Outreach suggestions for International Year of Forests 2011
Forests 2011 is an unprecedented opportunity for forest-related institutions and organizations around the world to engage the public in a conversation about the vital roles forests play in our daily lives.
The theme for the year is Forests and People. Forest communication activities include raising awareness, educating or simply integrating a consideration of forests into any environmental or developmental debate, thereby helping people make the sometimes unexpected connection between forests and life as we know it.
You don’t need to be a large organization or have a big budget to engage in outreach activities. Strategies are as varied as the audiences you target and the messages you want to communicate. Activities can range from massive publicity campaigns to a talk at a local elementary school or a poster in a storefront window.
Following are just a few ideas to get you thinking about appropriate outreach alternatives for your organization.
- Create networks
Give structure to your contact lists. Build a database of consultants you have worked with, organizations that have similar goals to yours, or journalists who have written about you, and put them all on regular mailing lists.
- Formalize relationships
Work with what you have already. Consolidate relations with people or organizations with which you have successfully collaborated by making your relationship more official. Begin an exchange program, collaborate on an annual event, identify an ongoing project that you can cooperate on.
- Forge new partnerships
Approach an organization with which you have never worked before and explore means of interacting. Discuss how you can help them reach their goals and how they can help you reach yours.
- Publicise your organization’s mission
The mission and activities of even the most well known organizations are not always clear to the general public. Plan events that provide an opportunity to explain the work of your organization and how it contributes to healthier, better managed forests. Publish a newsletter that helps people understand what you do and why.

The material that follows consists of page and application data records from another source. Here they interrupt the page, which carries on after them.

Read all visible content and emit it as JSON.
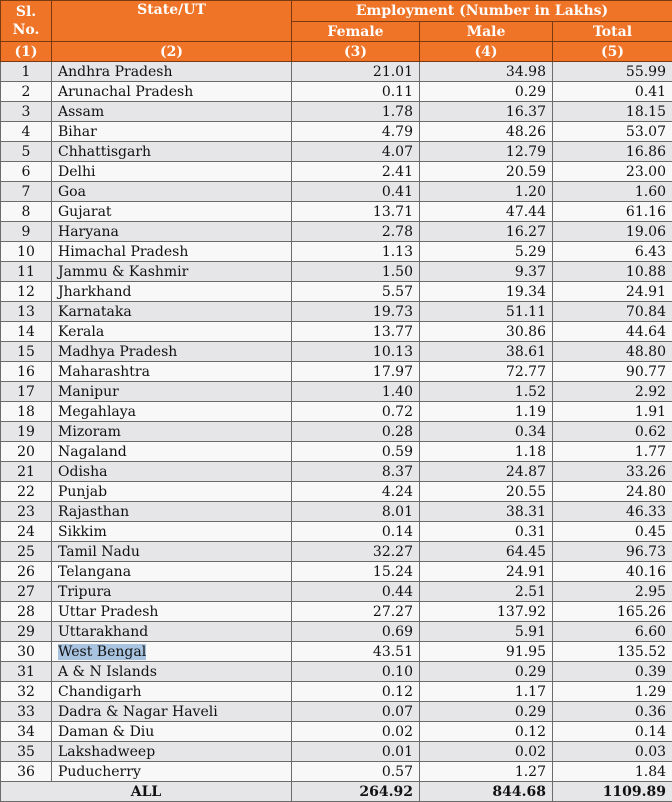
{
  "table": {
    "headers": {
      "sl": "Sl. No.",
      "sl_line1": "Sl.",
      "sl_line2": "No.",
      "state": "State/UT",
      "group": "Employment (Number in Lakhs)",
      "female": "Female",
      "male": "Male",
      "total": "Total",
      "index": [
        "(1)",
        "(2)",
        "(3)",
        "(4)",
        "(5)"
      ]
    },
    "highlighted_row": "West Bengal",
    "rows": [
      {
        "sl": "1",
        "state": "Andhra Pradesh",
        "female": "21.01",
        "male": "34.98",
        "total": "55.99"
      },
      {
        "sl": "2",
        "state": "Arunachal Pradesh",
        "female": "0.11",
        "male": "0.29",
        "total": "0.41"
      },
      {
        "sl": "3",
        "state": "Assam",
        "female": "1.78",
        "male": "16.37",
        "total": "18.15"
      },
      {
        "sl": "4",
        "state": "Bihar",
        "female": "4.79",
        "male": "48.26",
        "total": "53.07"
      },
      {
        "sl": "5",
        "state": "Chhattisgarh",
        "female": "4.07",
        "male": "12.79",
        "total": "16.86"
      },
      {
        "sl": "6",
        "state": "Delhi",
        "female": "2.41",
        "male": "20.59",
        "total": "23.00"
      },
      {
        "sl": "7",
        "state": "Goa",
        "female": "0.41",
        "male": "1.20",
        "total": "1.60"
      },
      {
        "sl": "8",
        "state": "Gujarat",
        "female": "13.71",
        "male": "47.44",
        "total": "61.16"
      },
      {
        "sl": "9",
        "state": "Haryana",
        "female": "2.78",
        "male": "16.27",
        "total": "19.06"
      },
      {
        "sl": "10",
        "state": "Himachal Pradesh",
        "female": "1.13",
        "male": "5.29",
        "total": "6.43"
      },
      {
        "sl": "11",
        "state": "Jammu & Kashmir",
        "female": "1.50",
        "male": "9.37",
        "total": "10.88"
      },
      {
        "sl": "12",
        "state": "Jharkhand",
        "female": "5.57",
        "male": "19.34",
        "total": "24.91"
      },
      {
        "sl": "13",
        "state": "Karnataka",
        "female": "19.73",
        "male": "51.11",
        "total": "70.84"
      },
      {
        "sl": "14",
        "state": "Kerala",
        "female": "13.77",
        "male": "30.86",
        "total": "44.64"
      },
      {
        "sl": "15",
        "state": "Madhya Pradesh",
        "female": "10.13",
        "male": "38.61",
        "total": "48.80"
      },
      {
        "sl": "16",
        "state": "Maharashtra",
        "female": "17.97",
        "male": "72.77",
        "total": "90.77"
      },
      {
        "sl": "17",
        "state": "Manipur",
        "female": "1.40",
        "male": "1.52",
        "total": "2.92"
      },
      {
        "sl": "18",
        "state": "Megahlaya",
        "female": "0.72",
        "male": "1.19",
        "total": "1.91"
      },
      {
        "sl": "19",
        "state": "Mizoram",
        "female": "0.28",
        "male": "0.34",
        "total": "0.62"
      },
      {
        "sl": "20",
        "state": "Nagaland",
        "female": "0.59",
        "male": "1.18",
        "total": "1.77"
      },
      {
        "sl": "21",
        "state": "Odisha",
        "female": "8.37",
        "male": "24.87",
        "total": "33.26"
      },
      {
        "sl": "22",
        "state": "Punjab",
        "female": "4.24",
        "male": "20.55",
        "total": "24.80"
      },
      {
        "sl": "23",
        "state": "Rajasthan",
        "female": "8.01",
        "male": "38.31",
        "total": "46.33"
      },
      {
        "sl": "24",
        "state": "Sikkim",
        "female": "0.14",
        "male": "0.31",
        "total": "0.45"
      },
      {
        "sl": "25",
        "state": "Tamil Nadu",
        "female": "32.27",
        "male": "64.45",
        "total": "96.73"
      },
      {
        "sl": "26",
        "state": "Telangana",
        "female": "15.24",
        "male": "24.91",
        "total": "40.16"
      },
      {
        "sl": "27",
        "state": "Tripura",
        "female": "0.44",
        "male": "2.51",
        "total": "2.95"
      },
      {
        "sl": "28",
        "state": "Uttar Pradesh",
        "female": "27.27",
        "male": "137.92",
        "total": "165.26"
      },
      {
        "sl": "29",
        "state": "Uttarakhand",
        "female": "0.69",
        "male": "5.91",
        "total": "6.60"
      },
      {
        "sl": "30",
        "state": "West Bengal",
        "female": "43.51",
        "male": "91.95",
        "total": "135.52"
      },
      {
        "sl": "31",
        "state": "A & N Islands",
        "female": "0.10",
        "male": "0.29",
        "total": "0.39"
      },
      {
        "sl": "32",
        "state": "Chandigarh",
        "female": "0.12",
        "male": "1.17",
        "total": "1.29"
      },
      {
        "sl": "33",
        "state": "Dadra & Nagar Haveli",
        "female": "0.07",
        "male": "0.29",
        "total": "0.36"
      },
      {
        "sl": "34",
        "state": "Daman & Diu",
        "female": "0.02",
        "male": "0.12",
        "total": "0.14"
      },
      {
        "sl": "35",
        "state": "Lakshadweep",
        "female": "0.01",
        "male": "0.02",
        "total": "0.03"
      },
      {
        "sl": "36",
        "state": "Puducherry",
        "female": "0.57",
        "male": "1.27",
        "total": "1.84"
      }
    ],
    "footer": {
      "label": "ALL",
      "female": "264.92",
      "male": "844.68",
      "total": "1109.89"
    }
  },
  "colors": {
    "header_bg": "#f07428",
    "header_text": "#ffffff",
    "row_odd": "#e6e6e8",
    "row_even": "#f8f8f8",
    "selection_highlight": "#a9c4e0"
  }
}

An important goal of Forests 2011 is to encourage those working outside forestry sectors to integrate a consideration of forests into their ongoing discussions.
- Policy makers
Forestry shouldn’t be discussed in isolation. The links between forests and other subjects must be underlined. Consider reaching out to policy workers in fields outside of forestry including environmental, developmental, sociological, cultural and economic fields.
Take a look at the curricula of the primary, secondary and tertiary schools around you. Do they incorporate the study of forests into their teaching? Offer to match your technical expertise with their experience in teaching to create a class or program covering forest issues.
Take the time to study your local media. How do they get their information? What formats do they prefer? How long is the typical article or video? Make it easy for media to pick up the information and messages you want to communicate. Don't wait for them to come to you. Pitch ideas to them when you have something to communicate.
Nothing stays with you like things you learn as a child. Even the briefest exposure to a subject can lead to a lifelong sense of connection. Think of where children go and what they like to do. These are good places to plan forest-related activities – a park, a zoo, a camp.
Since forests are, if not directly, at least indirectly related to nearly every human endeavor, it is not difficult to trace a line between most any business and forests. Businesses are interested in promoting a greener profile. Keep them updated on issues that concern them. Encourage them to integrate forests into their publicity or philanthropic work.
- Nature lovers
From sports enthusiasts to bird watchers, nature lovers rely heavily on the amenities offered by forests. Hiking or biking through the wilderness, studying flora or fauna, riding the rapids - any manufacturers or services who support these activities will have an interest in learning more about the roles forests play in our lives and are likely to help spread the word.